YOUR OBJECTIVE:
Of all the lines in the material, how many carry the string "name"? Respond with the number by itself.

********

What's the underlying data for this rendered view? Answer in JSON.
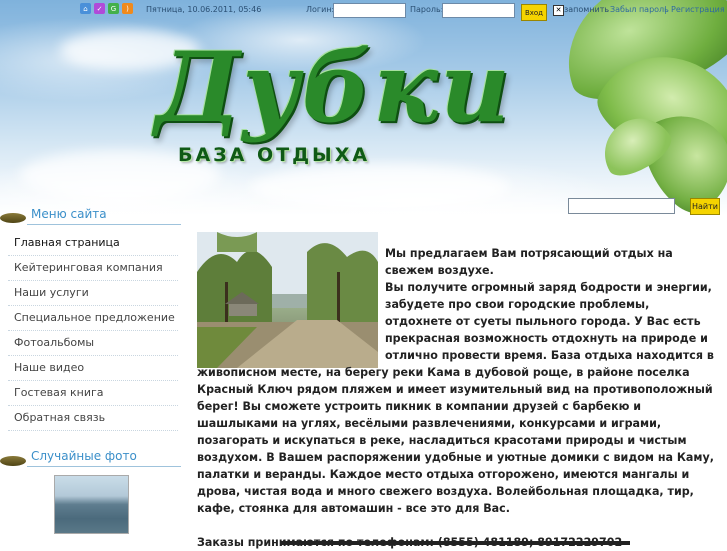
{
  "topbar": {
    "datetime": "Пятница, 10.06.2011, 05:46",
    "login_label": "Логин:",
    "password_label": "Пароль:",
    "login_button": "Вход",
    "remember_label": "запомнить",
    "remember_checked": true,
    "forgot_link": "Забыл пароль",
    "separator": "|",
    "register_link": "Регистрация",
    "icons": [
      {
        "name": "home-icon",
        "color": "#4a90d9"
      },
      {
        "name": "pm-icon",
        "color": "#b04ad9"
      },
      {
        "name": "gear-icon",
        "color": "#43b04a"
      },
      {
        "name": "rss-icon",
        "color": "#f08a1c"
      }
    ]
  },
  "header": {
    "logo_title": "Дубки",
    "logo_subtitle": "БАЗА ОТДЫХА"
  },
  "search": {
    "input_value": "",
    "button": "Найти"
  },
  "sidebar": {
    "menu_title": "Меню сайта",
    "items": [
      {
        "label": "Главная страница",
        "active": true
      },
      {
        "label": "Кейтеринговая компания",
        "active": false
      },
      {
        "label": "Наши услуги",
        "active": false
      },
      {
        "label": "Специальное предложение",
        "active": false
      },
      {
        "label": "Фотоальбомы",
        "active": false
      },
      {
        "label": "Наше видео",
        "active": false
      },
      {
        "label": "Гостевая книга",
        "active": false
      },
      {
        "label": "Обратная связь",
        "active": false
      }
    ],
    "random_photo_title": "Случайные фото"
  },
  "content": {
    "paragraphs": [
      "Мы предлагаем Вам потрясающий отдых на свежем воздухе.",
      "Вы получите огромный заряд бодрости и энергии, забудете про свои городские проблемы, отдохнете от суеты пыльного города. У Вас есть прекрасная возможность отдохнуть на природе и отлично провести время. База отдыха находится  в живописном месте, на берегу реки Кама в дубовой роще, в районе поселка Красный Ключ рядом пляжем и имеет изумительный вид на противоположный берег!  Вы сможете устроить пикник в компании друзей с барбекю и шашлыками на углях, весёлыми развлечениями, конкурсами и играми, позагорать и искупаться в реке, насладиться красотами природы и чистым воздухом. В Вашем распоряжении удобные и уютные домики с видом на Каму, палатки и веранды. Каждое место отдыха отгорожено, имеются мангалы и дрова, чистая вода и много свежего воздуха. Волейбольная площадка, тир, кафе, стоянка для автомашин - все это для Вас.",
      "Заказы принимаются по телефонам: (8555) 481189; 89172229702"
    ]
  }
}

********

REPLY TO THE TASK:
4